## Exercise brief
Keeping every line intact, print the records that follow.
[Start of Attachment]
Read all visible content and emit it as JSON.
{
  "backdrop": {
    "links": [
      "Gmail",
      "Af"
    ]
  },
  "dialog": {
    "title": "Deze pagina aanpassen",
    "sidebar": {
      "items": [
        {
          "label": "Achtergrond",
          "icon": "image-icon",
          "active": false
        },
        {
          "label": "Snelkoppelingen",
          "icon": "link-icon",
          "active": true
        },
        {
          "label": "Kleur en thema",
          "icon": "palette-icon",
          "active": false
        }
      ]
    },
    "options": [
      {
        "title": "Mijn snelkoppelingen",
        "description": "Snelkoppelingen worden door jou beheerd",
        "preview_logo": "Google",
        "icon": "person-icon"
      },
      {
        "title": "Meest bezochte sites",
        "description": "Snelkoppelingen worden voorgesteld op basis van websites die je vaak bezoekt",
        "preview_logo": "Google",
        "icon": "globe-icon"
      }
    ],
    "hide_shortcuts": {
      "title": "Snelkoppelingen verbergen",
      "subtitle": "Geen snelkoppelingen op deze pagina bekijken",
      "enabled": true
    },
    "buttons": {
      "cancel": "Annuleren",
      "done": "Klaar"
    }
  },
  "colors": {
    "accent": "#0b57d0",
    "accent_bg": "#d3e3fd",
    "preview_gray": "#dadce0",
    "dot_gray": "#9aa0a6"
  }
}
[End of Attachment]
## Task solution
Read all visible content and emit it as JSON.
{
  "backdrop": {
    "links": [
      "Gmail",
      "Af"
    ]
  },
  "dialog": {
    "title": "Deze pagina aanpassen",
    "sidebar": {
      "items": [
        {
          "label": "Achtergrond",
          "icon": "image-icon",
          "active": false
        },
        {
          "label": "Snelkoppelingen",
          "icon": "link-icon",
          "active": true
        },
        {
          "label": "Kleur en thema",
          "icon": "palette-icon",
          "active": false
        }
      ]
    },
    "options": [
      {
        "title": "Mijn snelkoppelingen",
        "description": "Snelkoppelingen worden door jou beheerd",
        "preview_logo": "Google",
        "icon": "person-icon"
      },
      {
        "title": "Meest bezochte sites",
        "description": "Snelkoppelingen worden voorgesteld op basis van websites die je vaak bezoekt",
        "preview_logo": "Google",
        "icon": "globe-icon"
      }
    ],
    "hide_shortcuts": {
      "title": "Snelkoppelingen verbergen",
      "subtitle": "Geen snelkoppelingen op deze pagina bekijken",
      "enabled": true
    },
    "buttons": {
      "cancel": "Annuleren",
      "done": "Klaar"
    }
  },
  "colors": {
    "accent": "#0b57d0",
    "accent_bg": "#d3e3fd",
    "preview_gray": "#dadce0",
    "dot_gray": "#9aa0a6"
  }
}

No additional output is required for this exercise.